On September 4, 1908, it was reported in Thames that the Crown Mine had closed down, putting a large number of diggers out of work, and then out of town.

On 17 August, 1909, there was a mention of the Karangahake School of Mines, which was continuing. But agitation for a Borough had died down. There was a smaller population, and building, which had been active, stopped after August, 1908. The Talisman kept going, but the Karangahake Coy was faltering. The Crown got going again in June-July 1910, but things were not the same as before.

In January, 1911, it was noted that there was a dearth of students sitting for purely mining subjects in Schools of Mines examinations. Thames, Waihi, Reefton (South Island) and Coromandel had only two each. "At Karangahake and Waikino there were none.
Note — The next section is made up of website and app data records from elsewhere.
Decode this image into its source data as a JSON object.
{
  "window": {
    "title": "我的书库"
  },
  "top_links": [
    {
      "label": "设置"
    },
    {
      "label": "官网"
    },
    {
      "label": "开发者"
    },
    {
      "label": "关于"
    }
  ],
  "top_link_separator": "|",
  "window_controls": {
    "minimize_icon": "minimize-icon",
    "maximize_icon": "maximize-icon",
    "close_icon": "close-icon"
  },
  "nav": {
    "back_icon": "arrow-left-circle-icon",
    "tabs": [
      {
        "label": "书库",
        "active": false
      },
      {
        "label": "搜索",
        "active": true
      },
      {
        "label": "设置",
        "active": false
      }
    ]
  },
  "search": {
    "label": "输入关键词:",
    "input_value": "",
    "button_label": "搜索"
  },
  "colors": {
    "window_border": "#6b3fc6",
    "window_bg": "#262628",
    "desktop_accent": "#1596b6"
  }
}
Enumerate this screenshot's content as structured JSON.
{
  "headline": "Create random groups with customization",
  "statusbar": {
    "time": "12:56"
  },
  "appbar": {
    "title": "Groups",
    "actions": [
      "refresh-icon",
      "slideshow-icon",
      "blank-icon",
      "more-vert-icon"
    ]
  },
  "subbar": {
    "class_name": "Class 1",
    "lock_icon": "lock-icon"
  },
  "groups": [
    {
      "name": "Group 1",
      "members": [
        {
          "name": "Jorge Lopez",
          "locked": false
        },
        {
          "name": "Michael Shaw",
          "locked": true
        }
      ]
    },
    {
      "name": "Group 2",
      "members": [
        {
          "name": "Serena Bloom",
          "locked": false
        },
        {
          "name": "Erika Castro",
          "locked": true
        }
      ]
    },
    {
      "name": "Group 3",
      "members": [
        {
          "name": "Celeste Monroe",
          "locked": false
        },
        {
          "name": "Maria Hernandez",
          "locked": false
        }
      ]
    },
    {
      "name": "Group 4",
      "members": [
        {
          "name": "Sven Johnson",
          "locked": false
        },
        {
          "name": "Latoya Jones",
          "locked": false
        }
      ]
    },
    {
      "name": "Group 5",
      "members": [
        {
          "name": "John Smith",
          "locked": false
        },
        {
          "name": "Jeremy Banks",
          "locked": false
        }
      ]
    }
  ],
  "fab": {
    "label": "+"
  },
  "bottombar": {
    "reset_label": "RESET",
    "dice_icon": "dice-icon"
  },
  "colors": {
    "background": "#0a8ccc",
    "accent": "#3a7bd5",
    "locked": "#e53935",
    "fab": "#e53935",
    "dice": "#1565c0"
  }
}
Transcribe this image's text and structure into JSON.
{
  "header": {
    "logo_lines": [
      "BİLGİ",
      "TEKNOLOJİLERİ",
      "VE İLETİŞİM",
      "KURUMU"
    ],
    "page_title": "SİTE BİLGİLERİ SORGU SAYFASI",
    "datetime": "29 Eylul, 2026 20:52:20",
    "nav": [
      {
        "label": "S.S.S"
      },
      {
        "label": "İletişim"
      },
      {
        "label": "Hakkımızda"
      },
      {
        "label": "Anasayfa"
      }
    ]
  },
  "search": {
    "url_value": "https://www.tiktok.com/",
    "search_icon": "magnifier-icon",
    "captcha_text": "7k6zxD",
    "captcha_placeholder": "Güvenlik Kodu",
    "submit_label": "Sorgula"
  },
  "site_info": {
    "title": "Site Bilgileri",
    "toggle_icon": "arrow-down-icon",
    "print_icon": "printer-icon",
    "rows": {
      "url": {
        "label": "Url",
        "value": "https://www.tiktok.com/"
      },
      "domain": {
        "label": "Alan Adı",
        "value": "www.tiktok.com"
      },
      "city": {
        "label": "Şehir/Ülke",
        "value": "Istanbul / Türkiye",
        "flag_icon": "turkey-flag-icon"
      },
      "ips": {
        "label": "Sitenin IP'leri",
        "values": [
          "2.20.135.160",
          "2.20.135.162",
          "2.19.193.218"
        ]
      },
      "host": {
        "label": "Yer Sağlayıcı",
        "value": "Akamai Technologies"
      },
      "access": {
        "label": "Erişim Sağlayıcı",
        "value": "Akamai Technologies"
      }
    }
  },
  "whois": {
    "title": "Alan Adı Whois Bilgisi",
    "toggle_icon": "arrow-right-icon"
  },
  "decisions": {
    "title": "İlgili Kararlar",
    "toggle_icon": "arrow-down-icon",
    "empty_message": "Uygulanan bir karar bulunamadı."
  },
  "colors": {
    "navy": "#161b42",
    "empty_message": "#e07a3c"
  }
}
Particular reasons, amongst others, for the poor attendance arose from the fact that the Mines Department officials got it into their heads that the schools were meant for training mining engineers only, and that the class of men which the schools were in the first instance meant to attract and assist, viz., the practical miner capable of passing about a fifth or sixth standard degree of education, was being shoved out."

In 1912 there was the big strike, after which things were never quite the same again at Waihi. After 1913, the Crown faded out for all practical purposes, but in 1914 the Talisman reach-its peak production.

The Thames School of Mines recorded on 4 April 1914, the resignation of W A Given as Assistant Lecturer, to go as Director to the Karangahake School.

Talisman was down a little in 1915, and slipping rapidly in 1916 and 1917, and was doing only cleaning up in 1918.

In August, 1918, there was mention of a School of Mines at Waihi, but not at Karangahake.

In 1919 there was a big exodus from Karangahake, which by Christmas/New Year 1920 was "very quiet and like the Deserted Village."